Background: Marrow stimulation techniques such as subchondral drilling are clinically important treatment options for symptomatic small cartilage defects. Little is known about whether they induce deleterious changes in the subchondral bone.
Hypothesis: Subchondral drilling induces substantial alterations of the microarchitecture of the subchondral bone that persist for a clinically relevant postoperative period in a preclinical large animal model.
Study design: Controlled laboratory study.

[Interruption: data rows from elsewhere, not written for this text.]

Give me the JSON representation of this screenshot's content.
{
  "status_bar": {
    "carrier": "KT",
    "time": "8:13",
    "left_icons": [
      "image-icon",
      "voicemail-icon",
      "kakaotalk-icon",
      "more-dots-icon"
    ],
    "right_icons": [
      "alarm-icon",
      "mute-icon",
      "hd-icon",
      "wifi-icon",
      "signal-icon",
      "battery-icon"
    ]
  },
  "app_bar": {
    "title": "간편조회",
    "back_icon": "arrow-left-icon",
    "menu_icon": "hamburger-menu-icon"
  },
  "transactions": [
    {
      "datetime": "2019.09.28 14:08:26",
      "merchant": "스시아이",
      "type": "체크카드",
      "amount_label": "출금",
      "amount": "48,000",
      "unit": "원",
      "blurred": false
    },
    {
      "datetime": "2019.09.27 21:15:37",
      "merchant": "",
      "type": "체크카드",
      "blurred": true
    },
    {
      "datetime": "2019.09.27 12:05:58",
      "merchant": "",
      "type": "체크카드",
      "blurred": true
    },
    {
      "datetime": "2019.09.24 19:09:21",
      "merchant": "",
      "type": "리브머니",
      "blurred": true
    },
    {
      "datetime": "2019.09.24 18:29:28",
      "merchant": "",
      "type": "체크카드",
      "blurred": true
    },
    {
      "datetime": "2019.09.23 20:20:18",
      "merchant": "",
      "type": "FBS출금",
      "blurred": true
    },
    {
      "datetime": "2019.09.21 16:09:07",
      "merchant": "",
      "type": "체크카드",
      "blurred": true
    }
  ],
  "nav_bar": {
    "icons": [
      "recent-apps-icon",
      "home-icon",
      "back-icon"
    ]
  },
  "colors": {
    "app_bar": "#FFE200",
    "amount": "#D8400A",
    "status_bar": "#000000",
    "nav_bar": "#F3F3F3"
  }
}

Methods: Standardized full-thickness chondral defects in the medial femoral condyles of 19 sheep were treated by subchondral drilling. Six months postoperatively, the formation of cysts and intralesional osteophytes was evaluated. A standardized methodology was developed to segment the ovine subchondral unit into reproducible volumes of interest (VOIs). Indices of bone structure were determined by micro-computed tomography (micro-CT).
Results: Analysis of the microarchitecture revealed the absence of zonal stratification in the ovine subarticular spongiosa, permitting an unimpeded and simultaneous analysis of the entire subchondral trabecular network. Subchondral drilling led to the formation of subchondral bone cysts (63%) and intralesional osteophytes (26%). Compared with the adjacent unaffected subchondral bone, drilling induced significant alterations in nearly all parameters for the microarchitecture of the subchondral bone plate and the subarticular spongiosa, most importantly in bone volume, bone surface/volume ratio, trabecular thickness, separation, pattern factor, and bone mineral density (BMD) (all P ≤ .01).
Conclusion: The data show that the ovine subchondral bone can be reliably evaluated using micro-CT with standardized VOIs. We report that subchondral drilling deteriorates the microarchitecture both of the subchondral bone plate and subarticular spongiosa and decreases BMD. These results suggest that the entire osteochondral unit is altered after drilling for an extended postoperative period.
Clinical relevance: The subchondral bone remains fragile after subchondral drilling for longer durations than previously expected. Further evaluations of structural subchondral bone parameters of patients undergoing marrow stimulation are warranted.